She said to me: “Since I turned fifty I have become invisible to men.”
It sounded like a complaint.
I said “Well, for the first forty-nine how many men were invisible to you?”
It was a rhetorical question. She said something, but I didn’t catch it. The news was on, something about a man inventing a new kind of engine, a motor that would run on water. Marvelous.
She walked out.
I see these women, lines of them, here, there, everywhere with lean and sallow faces, their thin lips perpetually downturned at the corners of their mouths. You cannot ever do right by them and if someone ever did do right they’d think they deserved righter. If someone did do righter they’d think that they deserved more. Now their children are gone, so they’re not going to get anything for them. They’re going to have to find another way. There are only so many ways. There are only so many men. The good men have gone on. They have good women, round-faced and happy, their children close at hand. The men who are not so good are with hard faces twenty years younger.
That lean comes from thinking, the sallow from knowing, and the thin lips from settling. They come from fear of the less that is coming in place of more.

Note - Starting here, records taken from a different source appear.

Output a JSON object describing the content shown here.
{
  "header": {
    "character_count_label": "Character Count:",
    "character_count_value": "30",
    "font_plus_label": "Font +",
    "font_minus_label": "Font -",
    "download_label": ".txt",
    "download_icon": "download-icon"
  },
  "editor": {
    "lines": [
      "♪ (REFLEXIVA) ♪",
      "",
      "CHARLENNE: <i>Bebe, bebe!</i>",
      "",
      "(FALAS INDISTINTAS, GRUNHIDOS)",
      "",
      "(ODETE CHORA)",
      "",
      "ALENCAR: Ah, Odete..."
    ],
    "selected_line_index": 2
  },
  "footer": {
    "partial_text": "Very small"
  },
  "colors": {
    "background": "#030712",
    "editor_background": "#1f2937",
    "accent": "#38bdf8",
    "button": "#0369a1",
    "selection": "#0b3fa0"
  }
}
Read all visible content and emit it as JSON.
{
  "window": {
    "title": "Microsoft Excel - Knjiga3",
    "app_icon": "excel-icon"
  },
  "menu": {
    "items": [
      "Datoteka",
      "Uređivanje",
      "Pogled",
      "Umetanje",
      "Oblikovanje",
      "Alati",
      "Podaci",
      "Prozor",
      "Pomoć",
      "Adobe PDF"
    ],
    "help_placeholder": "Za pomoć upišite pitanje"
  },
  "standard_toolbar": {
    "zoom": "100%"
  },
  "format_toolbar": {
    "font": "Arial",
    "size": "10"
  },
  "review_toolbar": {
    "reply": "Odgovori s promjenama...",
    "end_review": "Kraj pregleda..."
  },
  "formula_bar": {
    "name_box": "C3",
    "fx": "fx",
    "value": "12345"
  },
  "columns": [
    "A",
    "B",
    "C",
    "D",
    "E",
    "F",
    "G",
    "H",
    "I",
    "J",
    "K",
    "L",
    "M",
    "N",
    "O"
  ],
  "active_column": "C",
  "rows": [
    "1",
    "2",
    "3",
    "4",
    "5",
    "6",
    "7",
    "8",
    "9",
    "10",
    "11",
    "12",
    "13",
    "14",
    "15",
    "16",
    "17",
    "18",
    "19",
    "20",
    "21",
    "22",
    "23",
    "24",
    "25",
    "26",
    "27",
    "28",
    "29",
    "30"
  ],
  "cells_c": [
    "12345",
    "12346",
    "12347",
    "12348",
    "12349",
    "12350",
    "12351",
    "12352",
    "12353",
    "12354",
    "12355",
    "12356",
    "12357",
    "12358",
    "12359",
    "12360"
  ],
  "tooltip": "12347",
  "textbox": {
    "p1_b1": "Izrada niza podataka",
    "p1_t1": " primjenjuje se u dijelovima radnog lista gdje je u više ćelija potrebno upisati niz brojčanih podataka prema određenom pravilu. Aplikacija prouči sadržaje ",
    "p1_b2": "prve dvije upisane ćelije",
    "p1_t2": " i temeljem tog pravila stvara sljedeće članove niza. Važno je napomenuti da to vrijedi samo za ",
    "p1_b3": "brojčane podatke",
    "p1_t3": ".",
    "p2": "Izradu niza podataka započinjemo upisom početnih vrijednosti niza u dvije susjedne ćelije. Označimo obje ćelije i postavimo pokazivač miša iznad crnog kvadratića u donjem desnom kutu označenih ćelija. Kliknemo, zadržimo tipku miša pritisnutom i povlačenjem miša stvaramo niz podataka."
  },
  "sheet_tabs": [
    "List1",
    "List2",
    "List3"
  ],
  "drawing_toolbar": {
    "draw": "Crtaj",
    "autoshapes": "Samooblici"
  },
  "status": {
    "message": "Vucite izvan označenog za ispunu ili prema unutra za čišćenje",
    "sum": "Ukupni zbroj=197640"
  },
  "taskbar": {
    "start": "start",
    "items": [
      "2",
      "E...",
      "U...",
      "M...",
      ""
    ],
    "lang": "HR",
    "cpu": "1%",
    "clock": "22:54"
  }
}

She came back in and said “I’m going to give you a do-over. Maybe you should think more about what you say to me.”
I didn’t look at her. In my mind’s eye I can see her, hands on her hips, her small mouth getting smaller and smaller and disappearing into her indignation. I did ask her to stick with it for a half an hour, the news cycle will repeat and she will see this new thing, this engine that will run on water. I imagine that we are getting very close to perpetual motion, and that soon many things we now pay dearly for will be free.
“Invisible to Men” first appeared in Spelk Fiction, 2017
FEATURED IMAGE: William-Adolphe Bouguereau, “Disdain” (1850); Oil on canvas; 55 x 46 cm. École des Beaux-Arts, Paris.